Getty Images / Time LIFE Collection / Mark Kauffman

At 16, Shirley May France became the youngest woman to attempt to swim the English Channel

Sixty-two years ago, Shirley May France taught the world a lesson in perseverance.

At just 16, she became the youngest woman to attempt to swim the English Channel. She failed in all three of her attempts – but she became internationally famous for her determination.

Swimming the English Channel has long been a challenge taken on by adventurous folks. Twenty-one miles wide at its narrowest point, the Channel is cold and choppy, with strong currents and tides making the way difficult for a swimmer. Tides push the swimmer around, making the actual distance swum from point to point nearer to 30 or 40 miles, and the crossing can take anywhere from seven hours to more than a full day and night. Sharks don’t swim these waters, but jellyfish do – and one of their stings can easily put a damper on a crossing attempt.

The daughter of long-distance swimmer John France, Shirley May was a natural in the water. “Shirley had a style that was incredible,” her brother Jackie told South Coast Today. “She looked like she belonged in the water. She glided through the water like a fish. It was effortless to her.” At 10 she bested her father’s time in a 9-mile race in Fall River, Massachusetts, near their hometown of Somerset. Four years later she swam 33 miles across a Michigan lake, then at 16 placed 10th in a 12-mile race across Lake George in New York. 

To make the most of his daughter’s successes and set the stage for an English Channel attempt, John France arranged for Shirley May to swim 14 miles from lower Manhattan to Coney Island. Within days, according to an obituary in the New York Times, she was on her way to the Channel. 

She began her first Channel attempt at 5:26 a.m. on September 6, 1949. The doggedly determined young France refused orders to leave the water, and continued swimming despite being freezing cold and nauseated. She even bit the hand of a helper trying to pull her from the water against her will. Despite her protests, helpers dragged the exhausted teenager out of the water after 10 hours. She was just 6 miles from the Dover cliffs. France attempted to swim the Channel again in August 1950, but was once again pulled from the water, this time 8 miles from her goal.

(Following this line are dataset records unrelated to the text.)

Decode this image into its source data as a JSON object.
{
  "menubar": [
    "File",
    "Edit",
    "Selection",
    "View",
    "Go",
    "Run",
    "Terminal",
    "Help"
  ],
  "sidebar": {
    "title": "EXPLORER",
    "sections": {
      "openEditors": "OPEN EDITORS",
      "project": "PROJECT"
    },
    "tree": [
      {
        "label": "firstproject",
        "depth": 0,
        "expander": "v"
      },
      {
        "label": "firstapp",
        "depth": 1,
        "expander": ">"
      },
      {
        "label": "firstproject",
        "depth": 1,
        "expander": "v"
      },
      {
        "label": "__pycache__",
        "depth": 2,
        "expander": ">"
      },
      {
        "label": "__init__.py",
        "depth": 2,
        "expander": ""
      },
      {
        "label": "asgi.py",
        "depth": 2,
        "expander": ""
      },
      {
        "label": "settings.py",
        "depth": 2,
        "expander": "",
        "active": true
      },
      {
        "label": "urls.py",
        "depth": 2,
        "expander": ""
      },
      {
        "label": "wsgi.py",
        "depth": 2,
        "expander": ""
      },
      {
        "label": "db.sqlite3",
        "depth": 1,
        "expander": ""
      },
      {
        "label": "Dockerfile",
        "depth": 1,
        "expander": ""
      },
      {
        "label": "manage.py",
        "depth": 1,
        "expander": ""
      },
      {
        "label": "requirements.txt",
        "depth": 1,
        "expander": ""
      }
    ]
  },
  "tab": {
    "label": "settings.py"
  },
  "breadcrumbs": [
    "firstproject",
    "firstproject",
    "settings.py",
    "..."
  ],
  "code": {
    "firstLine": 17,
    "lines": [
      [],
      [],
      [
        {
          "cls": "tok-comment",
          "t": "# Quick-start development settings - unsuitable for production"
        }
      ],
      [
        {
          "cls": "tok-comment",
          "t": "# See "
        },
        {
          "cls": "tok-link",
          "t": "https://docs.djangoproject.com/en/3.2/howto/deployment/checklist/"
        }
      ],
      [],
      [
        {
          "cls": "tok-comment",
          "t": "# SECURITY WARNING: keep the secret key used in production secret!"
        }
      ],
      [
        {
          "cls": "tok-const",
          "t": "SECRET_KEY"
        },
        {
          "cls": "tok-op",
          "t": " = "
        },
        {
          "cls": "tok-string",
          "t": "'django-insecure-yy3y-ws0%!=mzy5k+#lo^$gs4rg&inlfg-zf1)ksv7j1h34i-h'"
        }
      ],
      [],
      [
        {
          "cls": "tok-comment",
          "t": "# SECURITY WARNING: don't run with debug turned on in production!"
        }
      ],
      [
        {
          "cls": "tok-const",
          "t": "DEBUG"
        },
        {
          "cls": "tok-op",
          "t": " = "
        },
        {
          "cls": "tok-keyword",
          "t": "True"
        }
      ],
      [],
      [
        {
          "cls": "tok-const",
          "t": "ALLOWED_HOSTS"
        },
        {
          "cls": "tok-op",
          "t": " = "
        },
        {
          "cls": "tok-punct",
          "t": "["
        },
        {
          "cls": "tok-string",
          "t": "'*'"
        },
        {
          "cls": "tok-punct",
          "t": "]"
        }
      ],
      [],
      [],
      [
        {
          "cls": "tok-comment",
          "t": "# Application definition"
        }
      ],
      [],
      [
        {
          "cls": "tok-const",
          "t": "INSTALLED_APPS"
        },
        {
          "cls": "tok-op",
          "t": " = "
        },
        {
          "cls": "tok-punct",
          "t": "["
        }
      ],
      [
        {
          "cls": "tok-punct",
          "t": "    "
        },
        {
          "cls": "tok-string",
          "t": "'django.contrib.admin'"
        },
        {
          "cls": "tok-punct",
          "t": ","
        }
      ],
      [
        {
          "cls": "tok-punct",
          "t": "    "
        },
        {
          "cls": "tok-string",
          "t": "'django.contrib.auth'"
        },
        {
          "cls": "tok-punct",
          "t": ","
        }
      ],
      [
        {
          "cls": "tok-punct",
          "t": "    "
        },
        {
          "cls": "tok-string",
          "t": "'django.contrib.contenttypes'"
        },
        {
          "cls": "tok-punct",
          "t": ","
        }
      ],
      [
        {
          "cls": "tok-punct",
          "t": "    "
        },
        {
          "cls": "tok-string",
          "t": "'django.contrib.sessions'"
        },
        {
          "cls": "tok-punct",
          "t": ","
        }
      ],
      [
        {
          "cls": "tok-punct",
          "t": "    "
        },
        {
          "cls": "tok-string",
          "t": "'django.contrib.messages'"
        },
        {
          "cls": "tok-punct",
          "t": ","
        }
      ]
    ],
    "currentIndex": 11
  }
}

Though France didn’t complete a crossing, her confidence and will – not to mention her beauty – electrified the world, and she was embraced her as a celebrity. Her son asserts that she was briefly “probably one of the top five most famous people in the world.” Parades were thrown for her, she was offered a Hollywood contract, and she had “oodles of marriage proposals.”

Shirley May France Setters died March 18, 2012. She didn’t swim much after her Channel attempts, preferring to lead the sort of normal life that doesn’t mesh well with constant training. But she captured her moment in history – and she’ll always be remembered for her fierce determination.